- [Activity]:
Beneath this sentence is a set of records; write each of them out exactly.

Start of Source data

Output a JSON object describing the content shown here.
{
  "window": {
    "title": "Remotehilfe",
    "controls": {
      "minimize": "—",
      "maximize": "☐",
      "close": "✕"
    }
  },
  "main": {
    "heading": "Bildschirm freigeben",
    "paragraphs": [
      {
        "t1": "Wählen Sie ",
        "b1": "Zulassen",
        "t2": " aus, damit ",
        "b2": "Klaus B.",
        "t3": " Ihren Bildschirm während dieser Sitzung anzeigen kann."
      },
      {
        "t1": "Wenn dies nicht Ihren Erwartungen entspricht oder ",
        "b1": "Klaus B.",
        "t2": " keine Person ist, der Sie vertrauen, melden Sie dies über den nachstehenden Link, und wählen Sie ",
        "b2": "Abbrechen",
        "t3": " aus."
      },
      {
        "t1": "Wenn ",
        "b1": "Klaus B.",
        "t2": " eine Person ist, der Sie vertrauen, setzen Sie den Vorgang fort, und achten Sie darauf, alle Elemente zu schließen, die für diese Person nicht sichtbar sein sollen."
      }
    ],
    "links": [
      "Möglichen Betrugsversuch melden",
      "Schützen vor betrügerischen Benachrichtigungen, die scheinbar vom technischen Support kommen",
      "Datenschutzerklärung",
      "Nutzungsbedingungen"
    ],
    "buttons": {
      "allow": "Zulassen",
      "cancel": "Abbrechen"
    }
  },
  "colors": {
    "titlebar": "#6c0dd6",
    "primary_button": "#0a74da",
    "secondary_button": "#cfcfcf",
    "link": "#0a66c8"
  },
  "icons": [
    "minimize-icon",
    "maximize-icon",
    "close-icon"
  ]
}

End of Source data

- [The completed task]:
Output a JSON object describing the content shown here.
{
  "window": {
    "title": "Remotehilfe",
    "controls": {
      "minimize": "—",
      "maximize": "☐",
      "close": "✕"
    }
  },
  "main": {
    "heading": "Bildschirm freigeben",
    "paragraphs": [
      {
        "t1": "Wählen Sie ",
        "b1": "Zulassen",
        "t2": " aus, damit ",
        "b2": "Klaus B.",
        "t3": " Ihren Bildschirm während dieser Sitzung anzeigen kann."
      },
      {
        "t1": "Wenn dies nicht Ihren Erwartungen entspricht oder ",
        "b1": "Klaus B.",
        "t2": " keine Person ist, der Sie vertrauen, melden Sie dies über den nachstehenden Link, und wählen Sie ",
        "b2": "Abbrechen",
        "t3": " aus."
      },
      {
        "t1": "Wenn ",
        "b1": "Klaus B.",
        "t2": " eine Person ist, der Sie vertrauen, setzen Sie den Vorgang fort, und achten Sie darauf, alle Elemente zu schließen, die für diese Person nicht sichtbar sein sollen."
      }
    ],
    "links": [
      "Möglichen Betrugsversuch melden",
      "Schützen vor betrügerischen Benachrichtigungen, die scheinbar vom technischen Support kommen",
      "Datenschutzerklärung",
      "Nutzungsbedingungen"
    ],
    "buttons": {
      "allow": "Zulassen",
      "cancel": "Abbrechen"
    }
  },
  "colors": {
    "titlebar": "#6c0dd6",
    "primary_button": "#0a74da",
    "secondary_button": "#cfcfcf",
    "link": "#0a66c8"
  },
  "icons": [
    "minimize-icon",
    "maximize-icon",
    "close-icon"
  ]
}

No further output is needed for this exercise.